Working data
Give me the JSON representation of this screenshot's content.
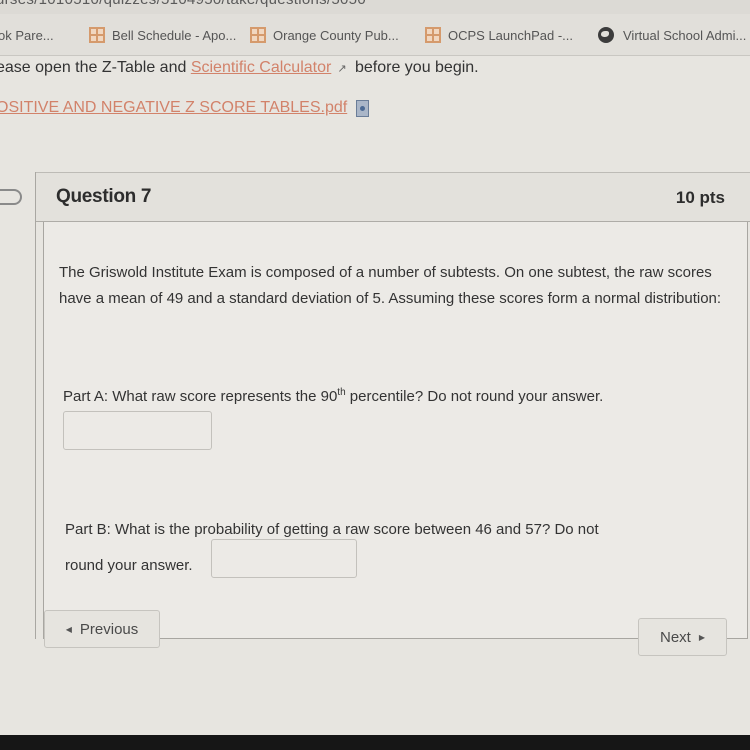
{
  "browser": {
    "url_fragment": "urses/1010510/quizzes/5104950/take/questions/5050",
    "bookmarks": [
      {
        "label": "ok Pare...",
        "icon": "none"
      },
      {
        "label": "Bell Schedule - Apo...",
        "icon": "grid-icon"
      },
      {
        "label": "Orange County Pub...",
        "icon": "grid-icon"
      },
      {
        "label": "OCPS LaunchPad -...",
        "icon": "grid-icon"
      },
      {
        "label": "Virtual School Admi...",
        "icon": "globe-icon"
      }
    ]
  },
  "intro": {
    "text_before": "ease open the Z-Table and ",
    "calculator_link": "Scientific Calculator",
    "text_after": " before you begin.",
    "pdf_link": "OSITIVE AND NEGATIVE Z SCORE TABLES.pdf"
  },
  "question": {
    "title": "Question 7",
    "points": "10 pts",
    "stem": "The Griswold Institute Exam is composed of a number of subtests. On one subtest, the raw scores have a mean of 49 and a standard deviation of 5. Assuming these scores form a normal distribution:",
    "part_a": {
      "text_before": "Part A: What raw score represents the 90",
      "superscript": "th",
      "text_after": " percentile? Do not round your answer.",
      "answer_value": ""
    },
    "part_b": {
      "text_line1": "Part B: What is the probability of getting a raw score between 46 and 57?  Do not",
      "text_line2": "round your answer.",
      "answer_value": ""
    }
  },
  "nav": {
    "previous_label": "Previous",
    "next_label": "Next"
  }
}
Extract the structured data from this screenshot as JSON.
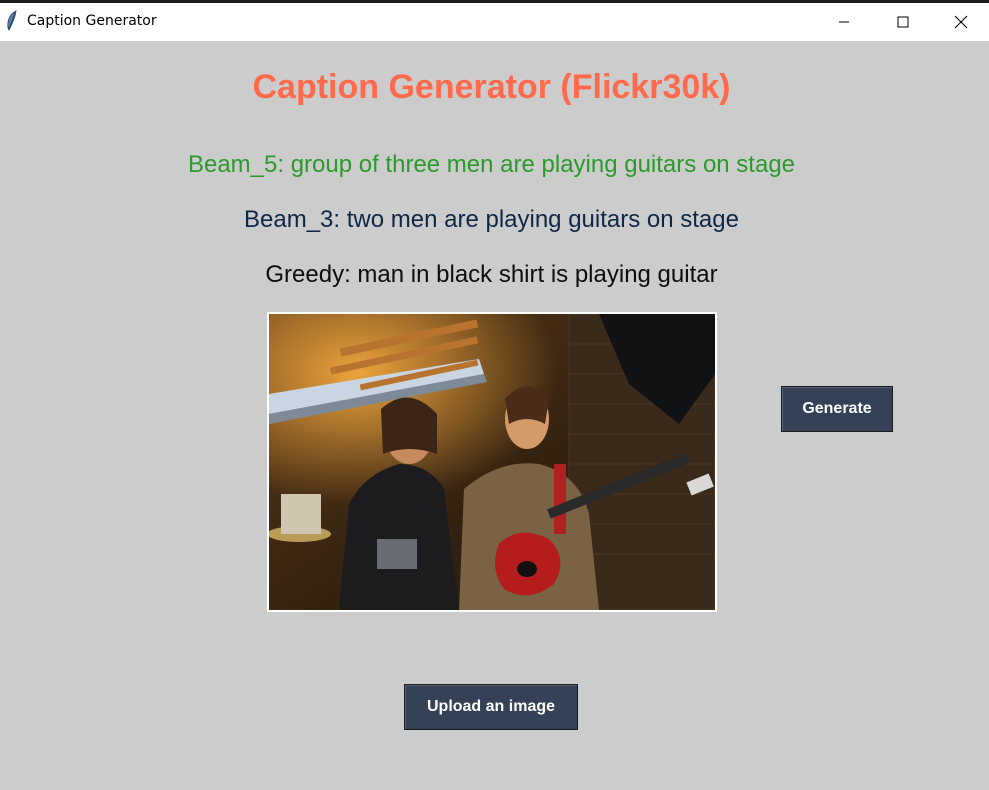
{
  "window": {
    "title": "Caption Generator",
    "icons": {
      "app": "feather-icon",
      "minimize": "minimize-icon",
      "maximize": "maximize-icon",
      "close": "close-icon"
    }
  },
  "main": {
    "heading": "Caption Generator (Flickr30k)",
    "captions": [
      {
        "label": "Beam_5: group of three men are playing guitars on stage",
        "color": "#2b9a2b"
      },
      {
        "label": "Beam_3: two men are playing guitars on stage",
        "color": "#0f2745"
      },
      {
        "label": "Greedy: man in black shirt is playing guitar",
        "color": "#0d0d0d"
      }
    ],
    "generate_label": "Generate",
    "upload_label": "Upload an image"
  },
  "colors": {
    "background": "#cccccc",
    "heading": "#ff6a4d",
    "button": "#354157",
    "button_text": "#ffffff"
  }
}
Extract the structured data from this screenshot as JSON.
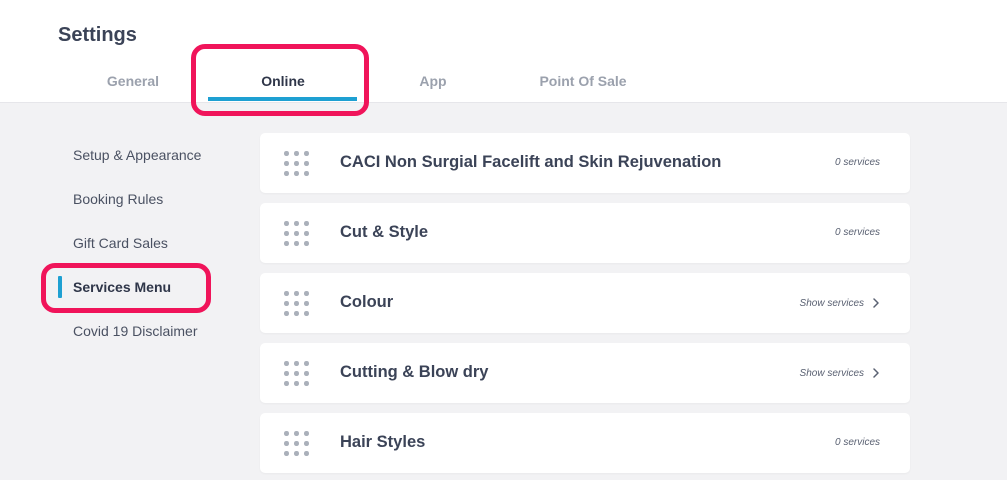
{
  "header": {
    "title": "Settings",
    "tabs": [
      {
        "label": "General"
      },
      {
        "label": "Online"
      },
      {
        "label": "App"
      },
      {
        "label": "Point Of Sale"
      }
    ]
  },
  "sidebar": {
    "items": [
      {
        "label": "Setup & Appearance"
      },
      {
        "label": "Booking Rules"
      },
      {
        "label": "Gift Card Sales"
      },
      {
        "label": "Services Menu"
      },
      {
        "label": "Covid 19 Disclaimer"
      }
    ]
  },
  "categories": [
    {
      "title": "CACI Non Surgial Facelift and Skin Rejuvenation",
      "meta": "0 services"
    },
    {
      "title": "Cut & Style",
      "meta": "0 services"
    },
    {
      "title": "Colour",
      "action": "Show services"
    },
    {
      "title": "Cutting & Blow dry",
      "action": "Show services"
    },
    {
      "title": "Hair Styles",
      "meta": "0 services"
    }
  ],
  "colors": {
    "accent": "#1ea0d2",
    "highlight": "#f0145a",
    "background": "#f2f2f4"
  },
  "icons": {
    "drag": "drag-handle-icon",
    "chevron": "chevron-right-icon"
  }
}
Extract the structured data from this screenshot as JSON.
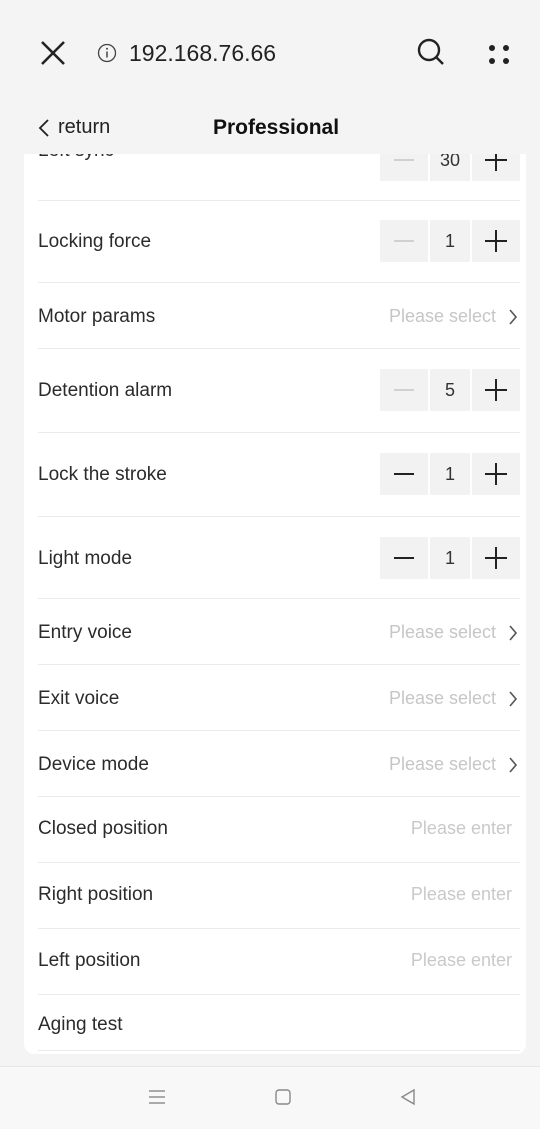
{
  "browser": {
    "url": "192.168.76.66"
  },
  "nav": {
    "back_label": "return",
    "title": "Professional"
  },
  "rows": [
    {
      "label": "Left sync",
      "value": "30"
    },
    {
      "label": "Locking force",
      "value": "1"
    },
    {
      "label": "Motor params",
      "value": "Please select"
    },
    {
      "label": "Detention alarm",
      "value": "5"
    },
    {
      "label": "Lock the stroke",
      "value": "1"
    },
    {
      "label": "Light mode",
      "value": "1"
    },
    {
      "label": "Entry voice",
      "value": "Please select"
    },
    {
      "label": "Exit voice",
      "value": "Please select"
    },
    {
      "label": "Device mode",
      "value": "Please select"
    },
    {
      "label": "Closed position",
      "value": "Please enter"
    },
    {
      "label": "Right position",
      "value": "Please enter"
    },
    {
      "label": "Left position",
      "value": "Please enter"
    },
    {
      "label": "Aging test",
      "value": ""
    }
  ],
  "colors": {
    "background": "#f4f4f4",
    "card": "#ffffff",
    "placeholder": "#c6c6c6",
    "stepper_bg": "#f2f2f2"
  },
  "icons": [
    "close-icon",
    "info-icon",
    "search-icon",
    "more-dots-icon",
    "chevron-left-icon",
    "chevron-right-icon",
    "minus-icon",
    "plus-icon",
    "menu-icon",
    "home-icon",
    "back-triangle-icon"
  ]
}
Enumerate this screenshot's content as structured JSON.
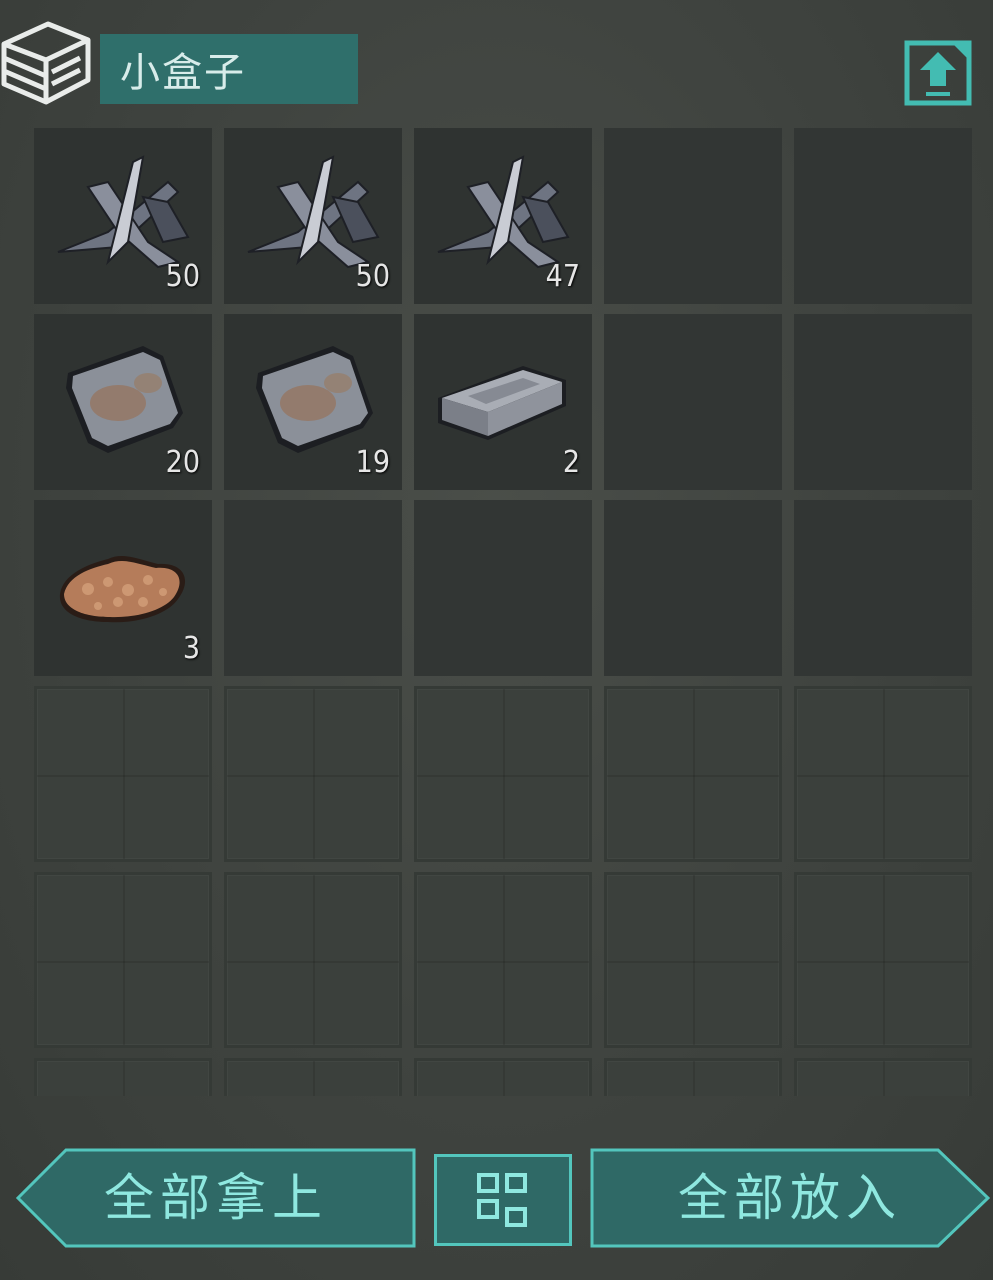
{
  "container": {
    "title": "小盒子"
  },
  "slots": [
    {
      "item": "metal-shards-icon",
      "qty": "50"
    },
    {
      "item": "metal-shards-icon",
      "qty": "50"
    },
    {
      "item": "metal-shards-icon",
      "qty": "47"
    },
    {
      "item": null,
      "qty": ""
    },
    {
      "item": null,
      "qty": ""
    },
    {
      "item": "metal-plate-icon",
      "qty": "20"
    },
    {
      "item": "metal-plate-icon",
      "qty": "19"
    },
    {
      "item": "metal-ingot-icon",
      "qty": "2"
    },
    {
      "item": null,
      "qty": ""
    },
    {
      "item": null,
      "qty": ""
    },
    {
      "item": "iron-ore-icon",
      "qty": "3"
    }
  ],
  "buttons": {
    "take_all": "全部拿上",
    "put_all": "全部放入"
  },
  "colors": {
    "accent": "#2f6f6b",
    "accent_light": "#8fe8e0",
    "panel_bg": "#404440"
  }
}
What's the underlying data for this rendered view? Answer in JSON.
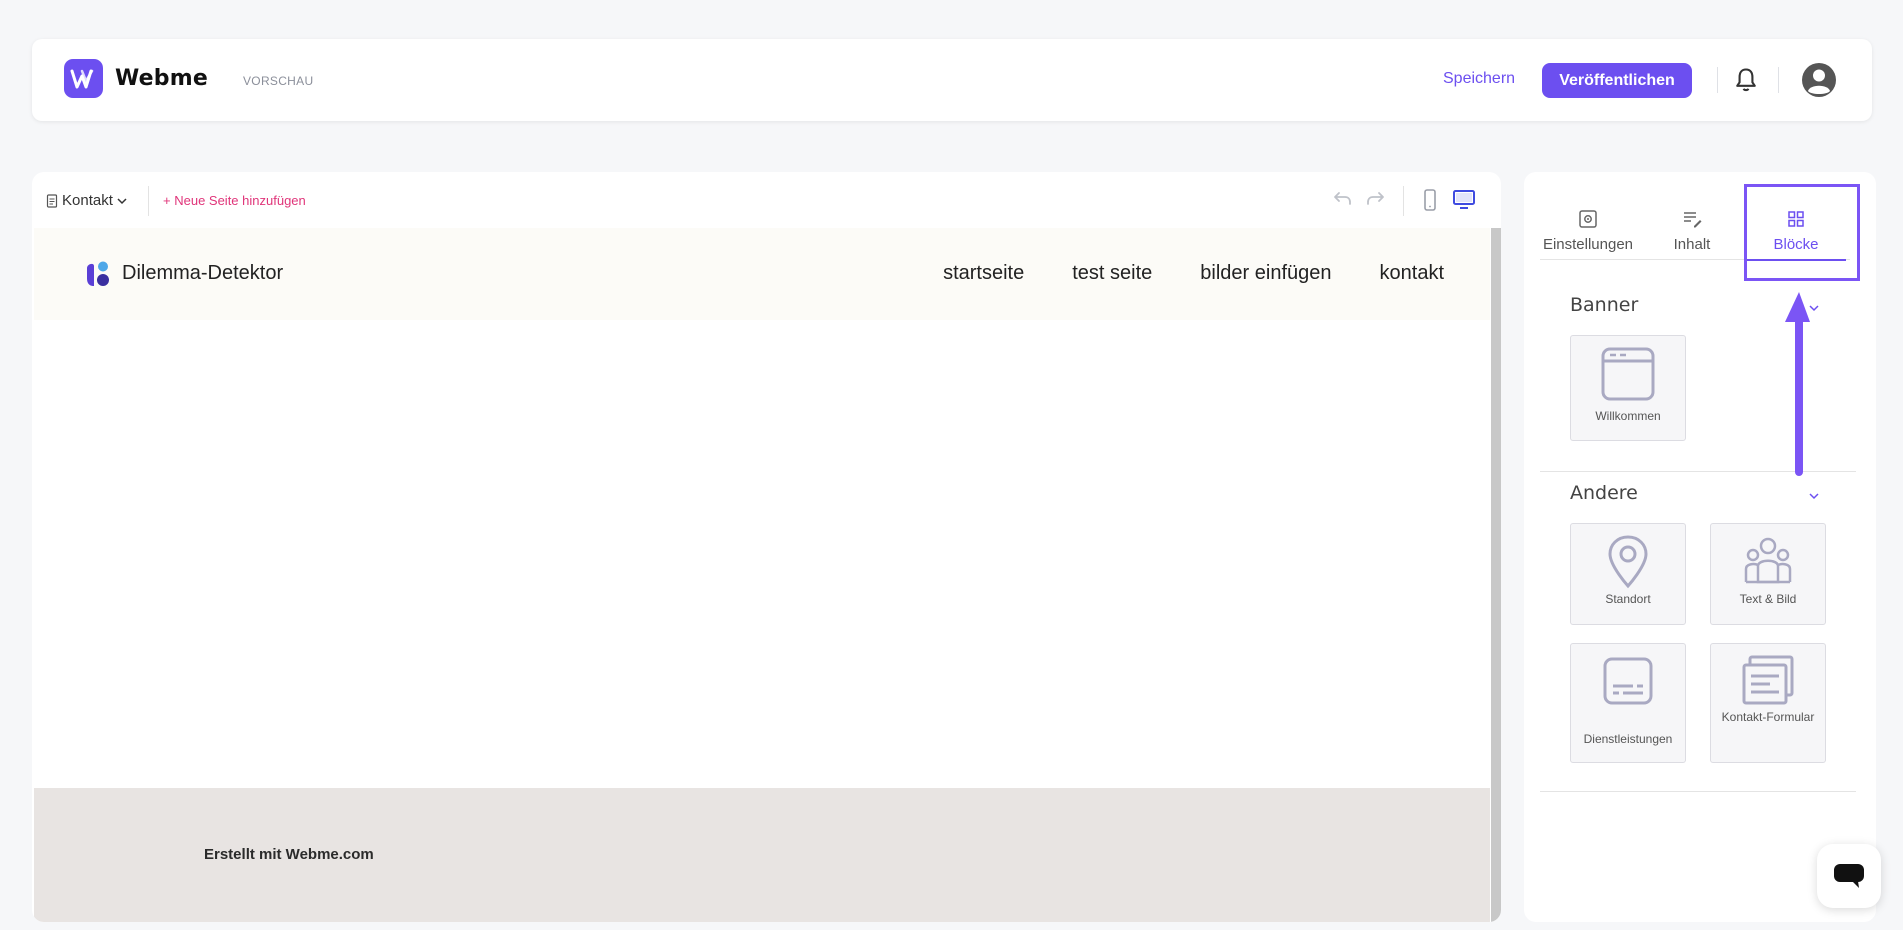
{
  "header": {
    "brand": "Webme",
    "preview_label": "VORSCHAU",
    "save_label": "Speichern",
    "publish_label": "Veröffentlichen"
  },
  "toolbar": {
    "current_page": "Kontakt",
    "add_page_label": "Neue Seite hinzufügen",
    "active_view": "desktop"
  },
  "site": {
    "title": "Dilemma-Detektor",
    "nav": [
      "startseite",
      "test seite",
      "bilder einfügen",
      "kontakt"
    ],
    "footer_text": "Erstellt mit Webme.com"
  },
  "panel": {
    "tabs": [
      {
        "label": "Einstellungen",
        "icon": "settings-icon"
      },
      {
        "label": "Inhalt",
        "icon": "edit-text-icon"
      },
      {
        "label": "Blöcke",
        "icon": "grid-icon",
        "active": true
      }
    ],
    "sections": [
      {
        "title": "Banner",
        "blocks": [
          {
            "label": "Willkommen",
            "icon": "browser-window-icon"
          }
        ]
      },
      {
        "title": "Andere",
        "blocks": [
          {
            "label": "Standort",
            "icon": "location-pin-icon"
          },
          {
            "label": "Text & Bild",
            "icon": "people-icon"
          },
          {
            "label": "Dienstleistungen",
            "icon": "subtitles-icon"
          },
          {
            "label": "Kontakt-Formular",
            "icon": "form-icon"
          }
        ]
      }
    ]
  },
  "colors": {
    "accent": "#6c4ff0",
    "add_page": "#e0357a",
    "footer_bg": "#e8e4e2",
    "site_header_bg": "#fcfbf7"
  }
}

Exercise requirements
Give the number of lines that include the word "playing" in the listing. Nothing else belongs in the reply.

Finished exercise
3